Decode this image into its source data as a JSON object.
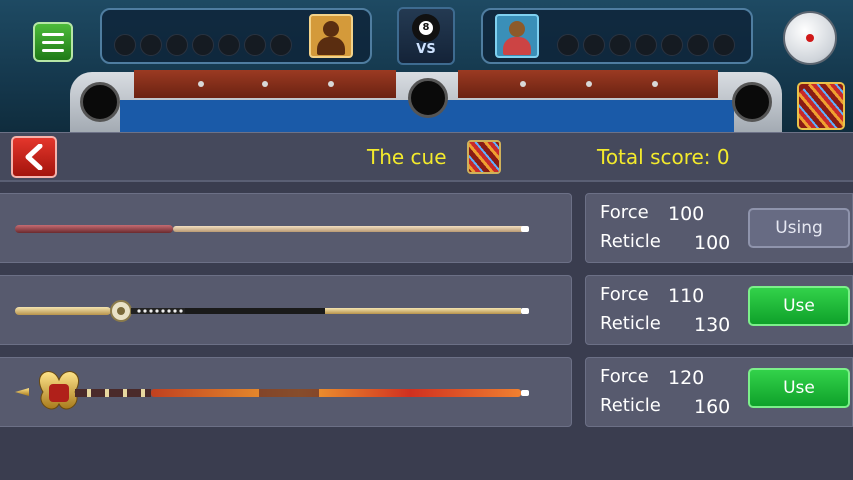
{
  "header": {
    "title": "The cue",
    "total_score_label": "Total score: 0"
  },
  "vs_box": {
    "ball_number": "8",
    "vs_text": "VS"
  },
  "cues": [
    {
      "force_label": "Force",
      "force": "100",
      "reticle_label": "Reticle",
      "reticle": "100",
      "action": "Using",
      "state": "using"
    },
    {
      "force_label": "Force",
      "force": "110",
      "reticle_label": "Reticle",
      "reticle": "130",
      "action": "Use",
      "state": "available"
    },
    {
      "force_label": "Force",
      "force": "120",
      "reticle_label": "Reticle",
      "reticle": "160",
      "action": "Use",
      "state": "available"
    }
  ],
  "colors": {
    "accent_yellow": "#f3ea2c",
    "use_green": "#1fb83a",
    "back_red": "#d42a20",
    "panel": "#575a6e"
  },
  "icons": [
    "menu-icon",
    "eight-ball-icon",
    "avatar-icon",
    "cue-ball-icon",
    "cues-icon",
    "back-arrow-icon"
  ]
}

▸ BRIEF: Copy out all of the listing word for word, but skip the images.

▸ RESPONSE TO THIS EXERCISE:
Decode this image into its source data as a JSON object.
{
  "header": {
    "title": "The cue",
    "total_score_label": "Total score: 0"
  },
  "vs_box": {
    "ball_number": "8",
    "vs_text": "VS"
  },
  "cues": [
    {
      "force_label": "Force",
      "force": "100",
      "reticle_label": "Reticle",
      "reticle": "100",
      "action": "Using",
      "state": "using"
    },
    {
      "force_label": "Force",
      "force": "110",
      "reticle_label": "Reticle",
      "reticle": "130",
      "action": "Use",
      "state": "available"
    },
    {
      "force_label": "Force",
      "force": "120",
      "reticle_label": "Reticle",
      "reticle": "160",
      "action": "Use",
      "state": "available"
    }
  ],
  "colors": {
    "accent_yellow": "#f3ea2c",
    "use_green": "#1fb83a",
    "back_red": "#d42a20",
    "panel": "#575a6e"
  },
  "icons": [
    "menu-icon",
    "eight-ball-icon",
    "avatar-icon",
    "cue-ball-icon",
    "cues-icon",
    "back-arrow-icon"
  ]
}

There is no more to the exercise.